Could your child’s vision be affecting his/her ability to read, write or learn? It’s not just about a child failing. Many bright children perform below their potential because they are being limited by their vision issues. These vision issues could include the need for glasses as well as poorly developed visual skills.
The following survey has been tested nationwide. If your child totals 20 or more points on the survey, then he/she is at a much greater risk for vision affecting academics. Visit the following link to check if your child may be affected by undiscovered vision issues: https://goo.gl/forms/rFnkCBreFBdKNjJy2
20/40 visual acuity is a common pass-fail mark for vision screenings. Visual acuity testing measures the absolute smallest letter size that a person can see at a specific distance. This testing of eyesight is different than sustainable acuity. Sustainable acuity is the eyesight level at which a person can comfortably and easily read for an extended period of time. A common rule-of-thumb is that a student’s visual acuity should be three times better than the size of the words that are being read in order to read comfortably for an extended period of time. This means in order to read a typical 8th grade book comfortably for an extended period of time, a student should have 20/20 eyesight. In order to read a typical 4th grade book comfortably, a child should have approximately 20/25 acuity. Someone who only has 20/40 eyesight would only comfortably be able to sustain reading print that is the size of newspaper sub-headlines or a typical 1st – 3rd grade book. When a child becomes uncomfortable, he/she will often be more easily distracted while reading.
There are other visual skills that can affect sustainability of reading. Some children, even if they can see 20/20, have a difficult time reading for lengthy periods of time or reading at a proper rate because of poorly developed visual skills. Visual acuity, though, is a contributor to decreased reading rates. If a child is only seeing 20/40, please schedule an eye exam for him/her.
Students improved by more than 20 percentage points on their achievement testing when given eyeglasses that corrected for their previously undetected farsightedness. In this clinical study involving three public schools in New York, undetected hyperopia and poor fine eye movements were shown to be related to poor academic performance. The study showed that both undetected farsightedness and poor fine eye movements were more commonly found in students who were performing in the bottom 25th percent of their class. This study did not address improving the poor fine eye movements.
In another study involving 782 elementary students in Iowa, the authors found that students with uncorrected farsightedness scored significantly lower on their reading achievement test scores. The effects of uncorrected farsightedness on reading was again shown in a study involving 1298 eight-year old students in Wales.

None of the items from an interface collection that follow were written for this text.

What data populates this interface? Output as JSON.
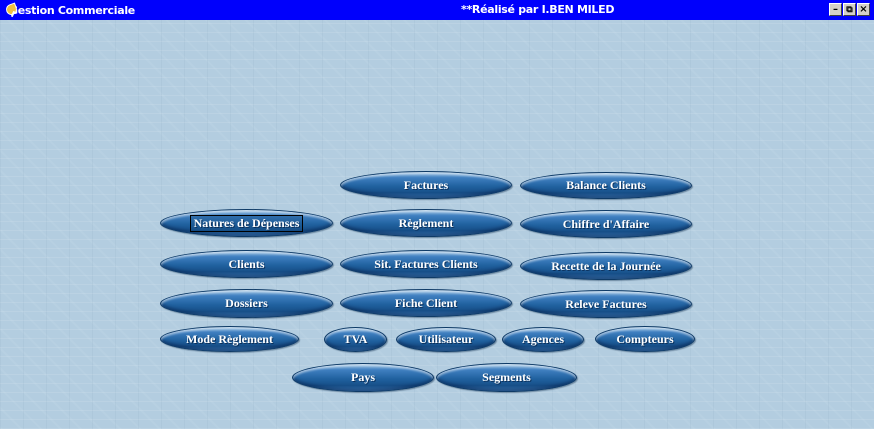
{
  "window": {
    "app_title": "Gestion Commerciale",
    "center_title": "**Réalisé par I.BEN MILED",
    "app_icon": "app-leaf-icon",
    "controls": {
      "minimize": "-",
      "restore": "×̅",
      "close": "×"
    },
    "colors": {
      "titlebar": "#0000fc",
      "background": "#b4cddf",
      "button": "#20619f"
    }
  },
  "buttons": {
    "factures": "Factures",
    "balance_clients": "Balance Clients",
    "natures_depenses": "Natures de Dépenses",
    "reglement": "Règlement",
    "chiffre_affaire": "Chiffre d'Affaire",
    "clients": "Clients",
    "sit_factures_clients": "Sit. Factures Clients",
    "recette_journee": "Recette de la Journée",
    "dossiers": "Dossiers",
    "fiche_client": "Fiche Client",
    "releve_factures": "Releve Factures",
    "mode_reglement": "Mode Règlement",
    "tva": "TVA",
    "utilisateur": "Utilisateur",
    "agences": "Agences",
    "compteurs": "Compteurs",
    "pays": "Pays",
    "segments": "Segments"
  }
}
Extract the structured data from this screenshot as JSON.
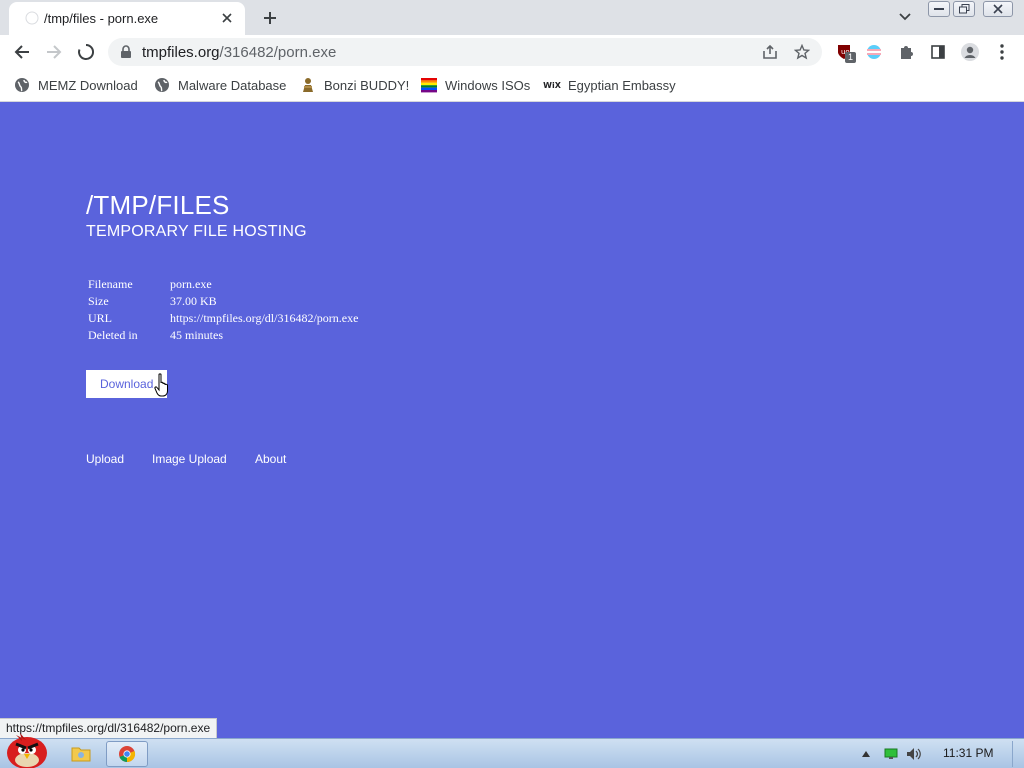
{
  "browser": {
    "tab": {
      "title": "/tmp/files - porn.exe"
    },
    "address_bar": {
      "host": "tmpfiles.org",
      "path": "/316482/porn.exe"
    },
    "extension_badge": "1",
    "bookmarks": [
      {
        "label": "MEMZ Download",
        "icon": "globe-icon"
      },
      {
        "label": "Malware Database",
        "icon": "globe-icon"
      },
      {
        "label": "Bonzi BUDDY!",
        "icon": "bonzi-icon"
      },
      {
        "label": "Windows ISOs",
        "icon": "rainbow-flag-icon"
      },
      {
        "label": "Egyptian Embassy",
        "icon": "wix-icon",
        "icon_text": "WiX"
      }
    ]
  },
  "page": {
    "title": "/TMP/FILES",
    "subtitle": "TEMPORARY FILE HOSTING",
    "file_info": [
      {
        "label": "Filename",
        "value": "porn.exe"
      },
      {
        "label": "Size",
        "value": "37.00 KB"
      },
      {
        "label": "URL",
        "value": "https://tmpfiles.org/dl/316482/porn.exe"
      },
      {
        "label": "Deleted in",
        "value": "45 minutes"
      }
    ],
    "download_label": "Download",
    "footer_links": [
      "Upload",
      "Image Upload",
      "About"
    ]
  },
  "status_url": "https://tmpfiles.org/dl/316482/porn.exe",
  "taskbar": {
    "clock": "11:31 PM"
  },
  "colors": {
    "page_background": "#5a63dc",
    "button_text": "#5a63dc",
    "chrome_frame": "#dee1e6"
  }
}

Students with uncorrected farsightedness scored significantly worse on the national assessment of literacy than those who did not have the same vision problem.
These clinical studies, and others, show that uncorrected farsightedness can have a negative effect on reading. Correction of previously undiagnosed farsightedness can have a positive effect on reading. There are many different factors that can affect academics. Even within vision, there are more issues than farsightedness that can affect a child’s ability to read, write and learn. However, since farsightedness is relatively easy to correct, it is important for any child starting school or any child who may be struggling at school to have a yearly eye exam with a licensed eye doctor. If further help is needed, then the proper follow-up testing or referrals can be made. Farsightedness is easily missed during school or pediatrician vision screenings that only test for distance eyesight and simple eye alignment.